Transferable Skills Game
Number of players: 3 – 24. Duration: appr. 1 hour.
This game was created for researchers who want to learn about the skills and qualities they already have, and to think about which ones they can still develop. It is also meant for professionals who are assisting researchers in this process. It can be used in various settings like a training course, coaching interview or job interview.
Researchers tend to be aware of their skill set where specific to their field of research but have a much less clear picture of their general skills or qualities. These include, for example, the skills and qualities needed to start and complete complex projects; to work independently; to supervise others; and, to communicate research results to the outside world. All researchers possess a variety of general skills, also called Transferable Skills. These are skills that they can use in many different situations, also beyond the university. When planning their career it is important to be aware of these and to be able to communicate about them with others.
At the beginning of the course, have all the participants make a list of the skills they possess. Almost everyone finds this difficult and the lists are usually quite short. In part this is because researchers only rarely receive positive feedback from their supervisors or colleagues. Also, in Dutch academic culture it is often seen as ‘bragging’ when you say you’re good at something.
- Reassure the participants and tell them that they have more skills than they can think of now and that this exercise will help them to become aware of them.
- Explain the Transferable Skills concept.
- Divide the group into subgroups of 3- 4 people and divide the cards among the subgroups.
- Participants place the stack of cards face down in the middle of the table. One by one the cards are turned over to show the skill on the card. The participants may ‘compete’ for the card by providing a good example of a recent situation in which they successfully applied the skill or quality on the card. If they succeed in convincing the other players, they get to have the card and place it in front of them on the table.
- At the end of the exercise, the participants write down which skills or characteristics they have, which they don’t have, and which they would like to develop. This can be done using the Skills placemat.
- Participants now have a clearer idea of their own skills and characteristics and have also become better at communicating about them. The latter is important, for example, in a job interview.
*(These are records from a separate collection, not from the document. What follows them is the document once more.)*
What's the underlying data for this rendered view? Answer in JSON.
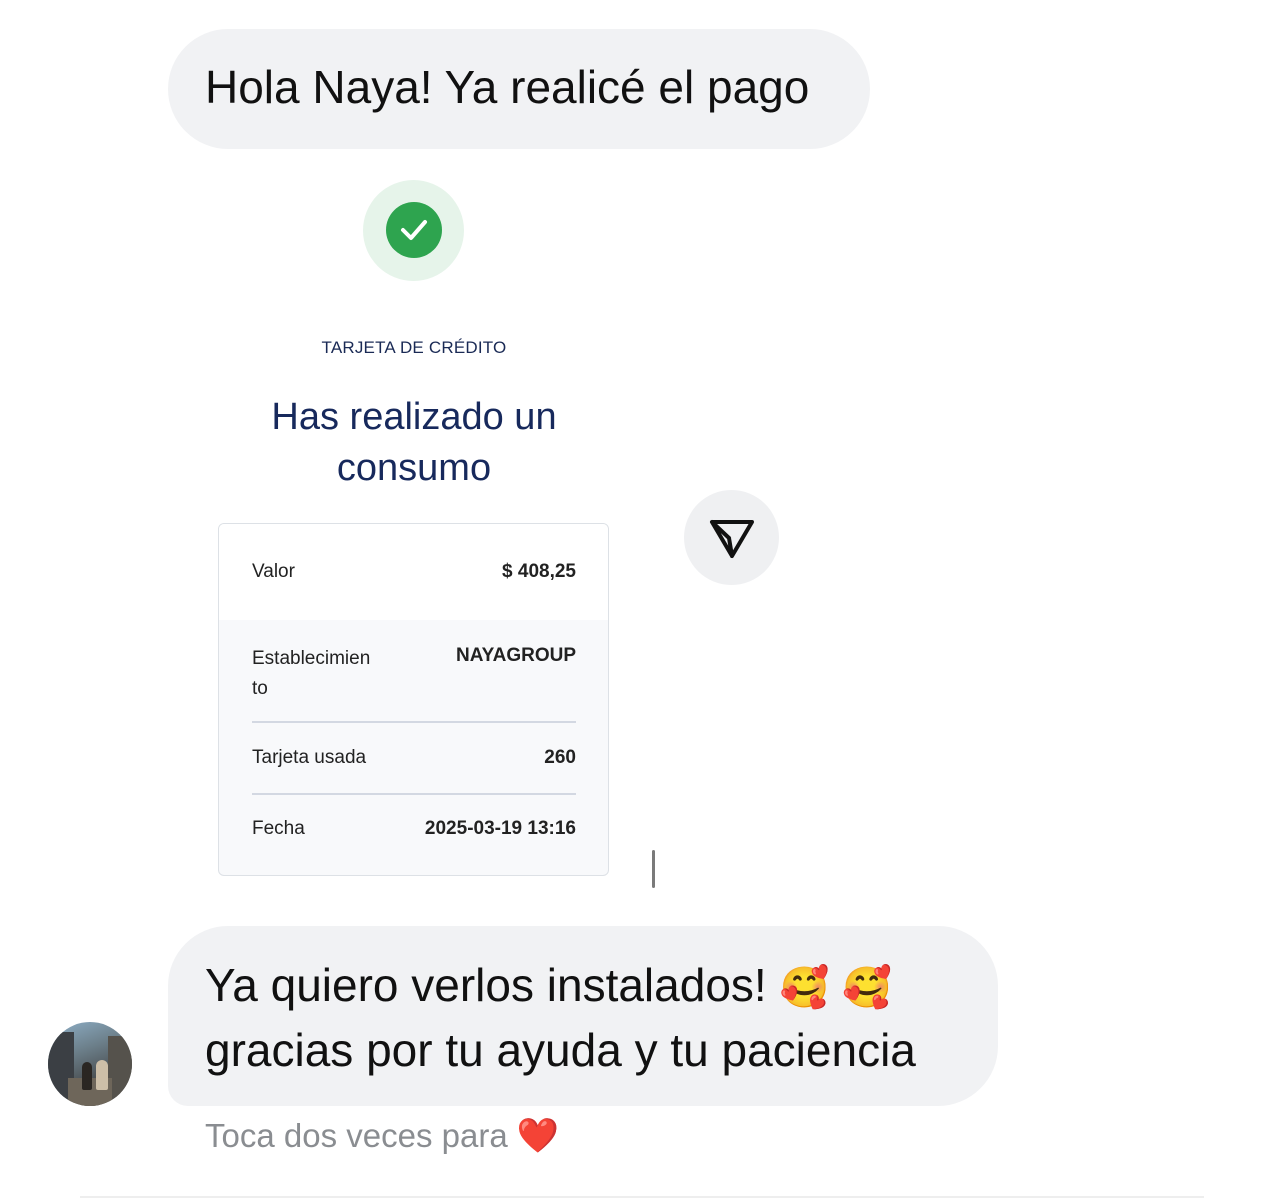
{
  "messages": {
    "first": "Hola Naya! Ya realicé el pago",
    "second_line1": "Ya quiero verlos instalados!",
    "second_emojis": "🥰 🥰",
    "second_line2": "gracias por tu ayuda y tu paciencia"
  },
  "receipt_image": {
    "label": "TARJETA DE CRÉDITO",
    "title_line1": "Has realizado un",
    "title_line2": "consumo",
    "rows": [
      {
        "label": "Valor",
        "value": "$ 408,25"
      },
      {
        "label_line1": "Establecimien",
        "label_line2": "to",
        "value": "NAYAGROUP"
      },
      {
        "label": "Tarjeta usada",
        "value": "260"
      },
      {
        "label": "Fecha",
        "value": "2025-03-19 13:16"
      }
    ]
  },
  "hint": {
    "text": "Toca dos veces para",
    "heart": "❤️"
  },
  "icons": {
    "check": "check-icon",
    "send": "send-icon",
    "avatar": "avatar"
  },
  "colors": {
    "bubble": "#f1f2f4",
    "check_green": "#2ea44f",
    "title_blue": "#17295c",
    "heart_red": "#e0152f"
  }
}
It’s not possible to go through all the cards within one hour. Therefore, at the end of the training, hand out the complete list of 52 skills and qualities to all participants so they can continue the exercise at home if they want. https://www.bhertz.nl/good-reads/, under the button [downloads] at ‘Career’: Transferable Skills and Characteristics – Overview.
More about our Transferable Skills training courses.
The game is very suitable to use in a coaching context.
Put all the cards face up on the table. Ask the coachee to select the ten skills or qualities that she/he identify with most, and then ask the coachee to provide good examples of recent situations in which she/he successfully used each of these the skills. Also ask the coachee to pick out skills she/he would like to develop and skills she/he doesn’t find relevant in her/his work.
Together, try to divide the selected cards into various categories. For example, you can arrange them according to what features more heavily:
- Me or others
- People or things
- Thinking or doing
Or gather them into overarching categories such as:
- Oral and written communication
- Cognitive skills
- Project management & organisation
Then have a brainstorm together about which roles and careers are a good fit for this selection of skills, for instance: researcher, advisor, researcher or manager at a research and development department, own company, lecturer, museum curator, journalist, policy staff member, desk researcher, trainer.
Ask the coachee to think about what steps she/he can take to continue to develop certain skills. Together, make these steps SMART (Specific, Measurable, Aspirational, Realistic and Time limited).
To use the game in a job interview, first in consultation with the selection committee draw up a profile of the traits you are looking for in a candidate. This will provide a clear overview of the skills and qualities which are essential for this position. If the interview concerns selecting a PhD candidate, we recommend reading the article ‘The transition to independent researcher: Who makes it, who doesn’t, and why’ by Lovitts (2008). Also see: https://www.bhertz.nl/good-reads/ under the button [downloads] and the heading ‘Career’.
Ask the applicant to select the ten skills or qualities she/he identifies with most, and discuss in which recent situations she/he has successfully applied the skill or quality in question. Also ask about any skills she/he is interested in developing.
Use the STARR method to ask questions (see https://www.bhertz.nl/good-reads/downloads).
After the interview, compare the discussed skills and qualities with the profile you prepared in advance.
This is also discussed in our workshop Selection and Job Application.